● What needs to be done:
Retype the whole of the data exactly.

● Entries shown:
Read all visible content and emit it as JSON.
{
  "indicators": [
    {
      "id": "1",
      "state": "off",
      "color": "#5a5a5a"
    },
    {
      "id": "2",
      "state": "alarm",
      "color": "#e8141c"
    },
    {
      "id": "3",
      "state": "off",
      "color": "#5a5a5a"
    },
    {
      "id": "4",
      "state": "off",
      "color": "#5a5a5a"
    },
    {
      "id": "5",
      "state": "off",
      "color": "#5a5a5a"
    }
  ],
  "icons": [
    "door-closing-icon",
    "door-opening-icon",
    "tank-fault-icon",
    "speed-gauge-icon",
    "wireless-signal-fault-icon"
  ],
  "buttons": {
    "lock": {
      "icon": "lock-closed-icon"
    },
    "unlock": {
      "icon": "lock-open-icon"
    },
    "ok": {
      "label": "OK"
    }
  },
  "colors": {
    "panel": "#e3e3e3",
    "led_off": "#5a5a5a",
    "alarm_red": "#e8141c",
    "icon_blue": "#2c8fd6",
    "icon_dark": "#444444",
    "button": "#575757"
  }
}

● Answer to this problem:
Read all visible content and emit it as JSON.
{
  "indicators": [
    {
      "id": "1",
      "state": "off",
      "color": "#5a5a5a"
    },
    {
      "id": "2",
      "state": "alarm",
      "color": "#e8141c"
    },
    {
      "id": "3",
      "state": "off",
      "color": "#5a5a5a"
    },
    {
      "id": "4",
      "state": "off",
      "color": "#5a5a5a"
    },
    {
      "id": "5",
      "state": "off",
      "color": "#5a5a5a"
    }
  ],
  "icons": [
    "door-closing-icon",
    "door-opening-icon",
    "tank-fault-icon",
    "speed-gauge-icon",
    "wireless-signal-fault-icon"
  ],
  "buttons": {
    "lock": {
      "icon": "lock-closed-icon"
    },
    "unlock": {
      "icon": "lock-open-icon"
    },
    "ok": {
      "label": "OK"
    }
  },
  "colors": {
    "panel": "#e3e3e3",
    "led_off": "#5a5a5a",
    "alarm_red": "#e8141c",
    "icon_blue": "#2c8fd6",
    "icon_dark": "#444444",
    "button": "#575757"
  }
}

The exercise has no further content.